Work instructions:
Give the data again word for word; drop the pictures.

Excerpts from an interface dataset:

-*-*-

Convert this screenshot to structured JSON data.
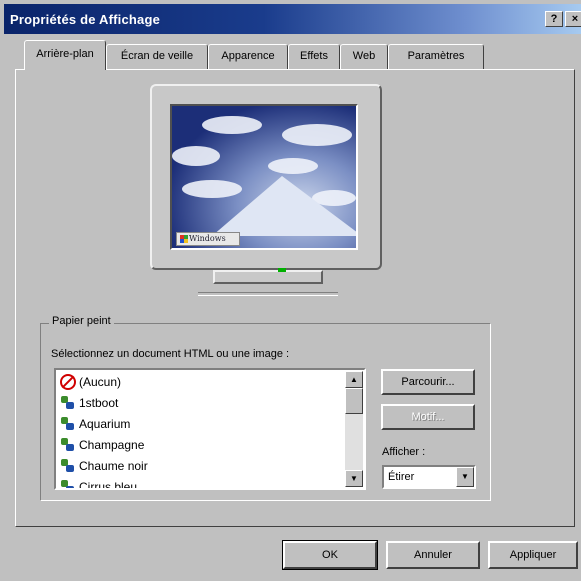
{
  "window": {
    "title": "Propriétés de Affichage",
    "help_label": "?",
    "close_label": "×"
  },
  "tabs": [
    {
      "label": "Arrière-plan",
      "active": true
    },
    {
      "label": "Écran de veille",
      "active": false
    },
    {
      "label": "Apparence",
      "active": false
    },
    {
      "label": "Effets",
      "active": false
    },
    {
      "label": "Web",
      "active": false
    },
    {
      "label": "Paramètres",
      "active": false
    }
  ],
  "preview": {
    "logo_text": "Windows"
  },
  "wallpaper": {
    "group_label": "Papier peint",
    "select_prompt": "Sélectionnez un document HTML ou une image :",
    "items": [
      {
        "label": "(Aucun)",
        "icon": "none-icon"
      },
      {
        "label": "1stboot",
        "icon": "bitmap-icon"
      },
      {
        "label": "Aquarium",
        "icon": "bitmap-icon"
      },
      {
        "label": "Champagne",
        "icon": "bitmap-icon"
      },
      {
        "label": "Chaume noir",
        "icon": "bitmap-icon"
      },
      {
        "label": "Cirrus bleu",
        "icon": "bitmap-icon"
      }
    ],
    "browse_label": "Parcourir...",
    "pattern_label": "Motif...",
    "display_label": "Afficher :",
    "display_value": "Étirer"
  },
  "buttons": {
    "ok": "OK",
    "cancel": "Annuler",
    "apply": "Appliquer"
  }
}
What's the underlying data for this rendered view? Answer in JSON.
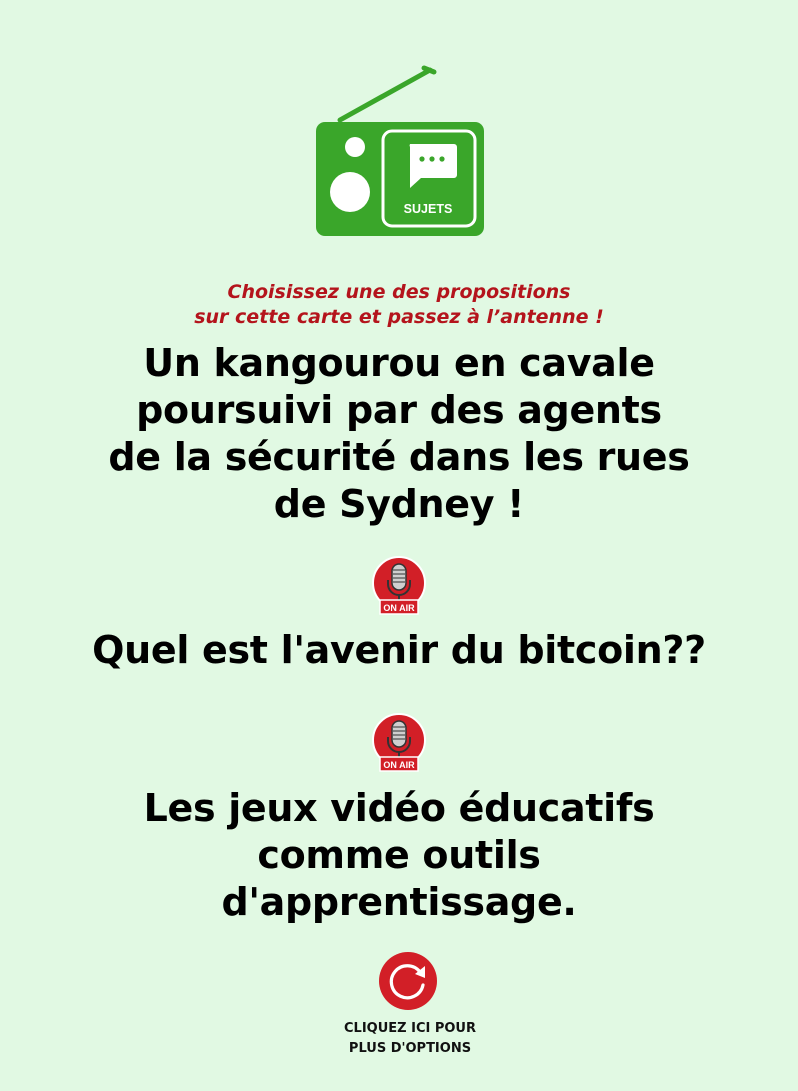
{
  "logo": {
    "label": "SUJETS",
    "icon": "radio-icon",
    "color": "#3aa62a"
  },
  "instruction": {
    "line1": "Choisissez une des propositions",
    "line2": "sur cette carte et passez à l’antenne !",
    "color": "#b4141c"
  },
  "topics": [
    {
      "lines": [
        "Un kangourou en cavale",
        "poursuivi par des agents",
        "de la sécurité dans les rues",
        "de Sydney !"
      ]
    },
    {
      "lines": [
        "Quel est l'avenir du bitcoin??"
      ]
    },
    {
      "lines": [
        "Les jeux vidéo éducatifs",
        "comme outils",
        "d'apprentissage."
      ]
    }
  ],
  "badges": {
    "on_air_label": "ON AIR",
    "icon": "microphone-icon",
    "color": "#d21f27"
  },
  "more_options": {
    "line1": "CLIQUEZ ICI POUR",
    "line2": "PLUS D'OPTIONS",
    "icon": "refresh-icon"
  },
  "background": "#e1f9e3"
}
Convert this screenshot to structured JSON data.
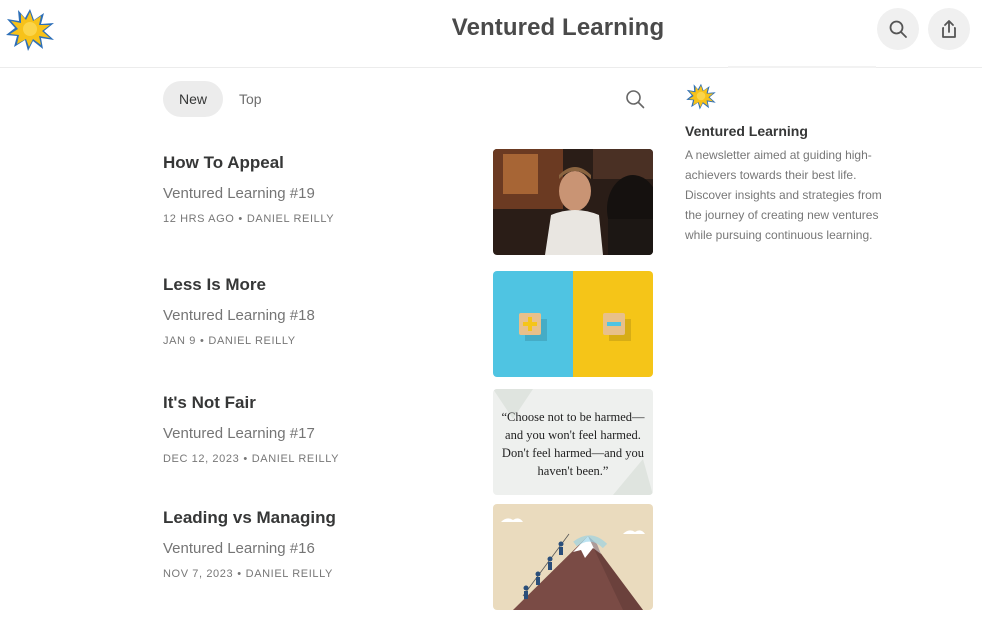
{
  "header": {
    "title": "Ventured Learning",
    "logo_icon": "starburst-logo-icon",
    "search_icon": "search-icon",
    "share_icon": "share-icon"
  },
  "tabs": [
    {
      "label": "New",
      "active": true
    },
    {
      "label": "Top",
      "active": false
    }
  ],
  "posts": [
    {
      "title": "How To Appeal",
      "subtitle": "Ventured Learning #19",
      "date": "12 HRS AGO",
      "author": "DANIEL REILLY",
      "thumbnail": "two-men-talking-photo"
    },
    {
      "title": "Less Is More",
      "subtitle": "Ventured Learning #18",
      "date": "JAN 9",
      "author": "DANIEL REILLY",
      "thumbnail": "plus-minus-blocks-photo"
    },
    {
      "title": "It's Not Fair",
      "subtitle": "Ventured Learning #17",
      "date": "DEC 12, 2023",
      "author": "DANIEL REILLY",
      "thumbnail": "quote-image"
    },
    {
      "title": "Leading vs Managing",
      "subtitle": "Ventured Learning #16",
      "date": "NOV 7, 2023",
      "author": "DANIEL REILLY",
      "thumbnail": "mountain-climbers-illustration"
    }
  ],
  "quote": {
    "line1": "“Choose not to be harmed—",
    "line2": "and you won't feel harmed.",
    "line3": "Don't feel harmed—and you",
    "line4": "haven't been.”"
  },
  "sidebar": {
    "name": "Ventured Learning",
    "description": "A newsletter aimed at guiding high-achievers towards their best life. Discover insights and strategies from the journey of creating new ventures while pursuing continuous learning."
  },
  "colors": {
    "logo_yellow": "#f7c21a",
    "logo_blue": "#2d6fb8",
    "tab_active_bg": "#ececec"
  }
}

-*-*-

Result for this task:
Convert this screenshot to structured JSON data.
{
  "window": {
    "title": "Propriétés de Affichage",
    "help_label": "?",
    "close_label": "×"
  },
  "tabs": [
    {
      "label": "Arrière-plan",
      "active": true
    },
    {
      "label": "Écran de veille",
      "active": false
    },
    {
      "label": "Apparence",
      "active": false
    },
    {
      "label": "Effets",
      "active": false
    },
    {
      "label": "Web",
      "active": false
    },
    {
      "label": "Paramètres",
      "active": false
    }
  ],
  "preview": {
    "logo_text": "Windows"
  },
  "wallpaper": {
    "group_label": "Papier peint",
    "select_prompt": "Sélectionnez un document HTML ou une image :",
    "items": [
      {
        "label": "(Aucun)",
        "icon": "none-icon"
      },
      {
        "label": "1stboot",
        "icon": "bitmap-icon"
      },
      {
        "label": "Aquarium",
        "icon": "bitmap-icon"
      },
      {
        "label": "Champagne",
        "icon": "bitmap-icon"
      },
      {
        "label": "Chaume noir",
        "icon": "bitmap-icon"
      },
      {
        "label": "Cirrus bleu",
        "icon": "bitmap-icon"
      }
    ],
    "browse_label": "Parcourir...",
    "pattern_label": "Motif...",
    "display_label": "Afficher :",
    "display_value": "Étirer"
  },
  "buttons": {
    "ok": "OK",
    "cancel": "Annuler",
    "apply": "Appliquer"
  }
}
What's the underlying data for this rendered view? Answer in JSON.
{
  "logo": {
    "label": "SUJETS",
    "icon": "radio-icon",
    "color": "#3aa62a"
  },
  "instruction": {
    "line1": "Choisissez une des propositions",
    "line2": "sur cette carte et passez à l’antenne !",
    "color": "#b4141c"
  },
  "topics": [
    {
      "lines": [
        "Un kangourou en cavale",
        "poursuivi par des agents",
        "de la sécurité dans les rues",
        "de Sydney !"
      ]
    },
    {
      "lines": [
        "Quel est l'avenir du bitcoin??"
      ]
    },
    {
      "lines": [
        "Les jeux vidéo éducatifs",
        "comme outils",
        "d'apprentissage."
      ]
    }
  ],
  "badges": {
    "on_air_label": "ON AIR",
    "icon": "microphone-icon",
    "color": "#d21f27"
  },
  "more_options": {
    "line1": "CLIQUEZ ICI POUR",
    "line2": "PLUS D'OPTIONS",
    "icon": "refresh-icon"
  },
  "background": "#e1f9e3"
}
Convert this screenshot to structured JSON data.
{
  "header": {
    "title": "Ventured Learning",
    "logo_icon": "starburst-logo-icon",
    "search_icon": "search-icon",
    "share_icon": "share-icon"
  },
  "tabs": [
    {
      "label": "New",
      "active": true
    },
    {
      "label": "Top",
      "active": false
    }
  ],
  "posts": [
    {
      "title": "How To Appeal",
      "subtitle": "Ventured Learning #19",
      "date": "12 HRS AGO",
      "author": "DANIEL REILLY",
      "thumbnail": "two-men-talking-photo"
    },
    {
      "title": "Less Is More",
      "subtitle": "Ventured Learning #18",
      "date": "JAN 9",
      "author": "DANIEL REILLY",
      "thumbnail": "plus-minus-blocks-photo"
    },
    {
      "title": "It's Not Fair",
      "subtitle": "Ventured Learning #17",
      "date": "DEC 12, 2023",
      "author": "DANIEL REILLY",
      "thumbnail": "quote-image"
    },
    {
      "title": "Leading vs Managing",
      "subtitle": "Ventured Learning #16",
      "date": "NOV 7, 2023",
      "author": "DANIEL REILLY",
      "thumbnail": "mountain-climbers-illustration"
    }
  ],
  "quote": {
    "line1": "“Choose not to be harmed—",
    "line2": "and you won't feel harmed.",
    "line3": "Don't feel harmed—and you",
    "line4": "haven't been.”"
  },
  "sidebar": {
    "name": "Ventured Learning",
    "description": "A newsletter aimed at guiding high-achievers towards their best life. Discover insights and strategies from the journey of creating new ventures while pursuing continuous learning."
  },
  "colors": {
    "logo_yellow": "#f7c21a",
    "logo_blue": "#2d6fb8",
    "tab_active_bg": "#ececec"
  }
}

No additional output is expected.